Requirement —
Output every entry exactly as it appears.

(Records drawn from a dataset)
────
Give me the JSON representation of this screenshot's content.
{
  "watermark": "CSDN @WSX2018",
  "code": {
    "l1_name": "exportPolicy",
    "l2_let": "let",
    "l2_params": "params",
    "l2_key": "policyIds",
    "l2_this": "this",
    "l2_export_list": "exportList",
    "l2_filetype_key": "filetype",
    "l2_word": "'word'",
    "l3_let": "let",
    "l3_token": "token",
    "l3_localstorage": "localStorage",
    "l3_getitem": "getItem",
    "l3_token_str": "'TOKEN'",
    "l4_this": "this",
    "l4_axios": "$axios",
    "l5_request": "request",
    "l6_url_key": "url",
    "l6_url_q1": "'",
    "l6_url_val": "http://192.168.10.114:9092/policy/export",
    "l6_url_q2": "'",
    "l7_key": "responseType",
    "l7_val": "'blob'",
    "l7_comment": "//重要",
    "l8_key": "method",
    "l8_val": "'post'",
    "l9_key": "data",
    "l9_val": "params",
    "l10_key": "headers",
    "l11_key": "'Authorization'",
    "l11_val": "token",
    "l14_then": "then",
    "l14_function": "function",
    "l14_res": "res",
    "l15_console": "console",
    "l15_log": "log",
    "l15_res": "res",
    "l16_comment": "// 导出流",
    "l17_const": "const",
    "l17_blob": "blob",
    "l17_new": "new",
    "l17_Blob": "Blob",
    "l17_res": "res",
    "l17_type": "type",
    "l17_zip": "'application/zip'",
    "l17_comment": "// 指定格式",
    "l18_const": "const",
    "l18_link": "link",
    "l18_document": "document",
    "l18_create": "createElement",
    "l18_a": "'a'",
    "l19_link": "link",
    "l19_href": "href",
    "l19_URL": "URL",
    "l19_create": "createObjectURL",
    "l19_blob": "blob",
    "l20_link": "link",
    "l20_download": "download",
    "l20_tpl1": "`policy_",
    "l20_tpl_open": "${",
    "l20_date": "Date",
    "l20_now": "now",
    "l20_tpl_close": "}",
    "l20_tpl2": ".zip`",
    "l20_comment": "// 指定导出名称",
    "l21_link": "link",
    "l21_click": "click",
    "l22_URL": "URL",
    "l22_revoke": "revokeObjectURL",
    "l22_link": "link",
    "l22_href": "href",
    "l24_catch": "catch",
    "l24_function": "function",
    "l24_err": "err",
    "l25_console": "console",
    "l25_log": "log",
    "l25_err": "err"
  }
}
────
Written answer —
Give me the JSON representation of this screenshot's content.
{
  "watermark": "CSDN @WSX2018",
  "code": {
    "l1_name": "exportPolicy",
    "l2_let": "let",
    "l2_params": "params",
    "l2_key": "policyIds",
    "l2_this": "this",
    "l2_export_list": "exportList",
    "l2_filetype_key": "filetype",
    "l2_word": "'word'",
    "l3_let": "let",
    "l3_token": "token",
    "l3_localstorage": "localStorage",
    "l3_getitem": "getItem",
    "l3_token_str": "'TOKEN'",
    "l4_this": "this",
    "l4_axios": "$axios",
    "l5_request": "request",
    "l6_url_key": "url",
    "l6_url_q1": "'",
    "l6_url_val": "http://192.168.10.114:9092/policy/export",
    "l6_url_q2": "'",
    "l7_key": "responseType",
    "l7_val": "'blob'",
    "l7_comment": "//重要",
    "l8_key": "method",
    "l8_val": "'post'",
    "l9_key": "data",
    "l9_val": "params",
    "l10_key": "headers",
    "l11_key": "'Authorization'",
    "l11_val": "token",
    "l14_then": "then",
    "l14_function": "function",
    "l14_res": "res",
    "l15_console": "console",
    "l15_log": "log",
    "l15_res": "res",
    "l16_comment": "// 导出流",
    "l17_const": "const",
    "l17_blob": "blob",
    "l17_new": "new",
    "l17_Blob": "Blob",
    "l17_res": "res",
    "l17_type": "type",
    "l17_zip": "'application/zip'",
    "l17_comment": "// 指定格式",
    "l18_const": "const",
    "l18_link": "link",
    "l18_document": "document",
    "l18_create": "createElement",
    "l18_a": "'a'",
    "l19_link": "link",
    "l19_href": "href",
    "l19_URL": "URL",
    "l19_create": "createObjectURL",
    "l19_blob": "blob",
    "l20_link": "link",
    "l20_download": "download",
    "l20_tpl1": "`policy_",
    "l20_tpl_open": "${",
    "l20_date": "Date",
    "l20_now": "now",
    "l20_tpl_close": "}",
    "l20_tpl2": ".zip`",
    "l20_comment": "// 指定导出名称",
    "l21_link": "link",
    "l21_click": "click",
    "l22_URL": "URL",
    "l22_revoke": "revokeObjectURL",
    "l22_link": "link",
    "l22_href": "href",
    "l24_catch": "catch",
    "l24_function": "function",
    "l24_err": "err",
    "l25_console": "console",
    "l25_log": "log",
    "l25_err": "err"
  }
}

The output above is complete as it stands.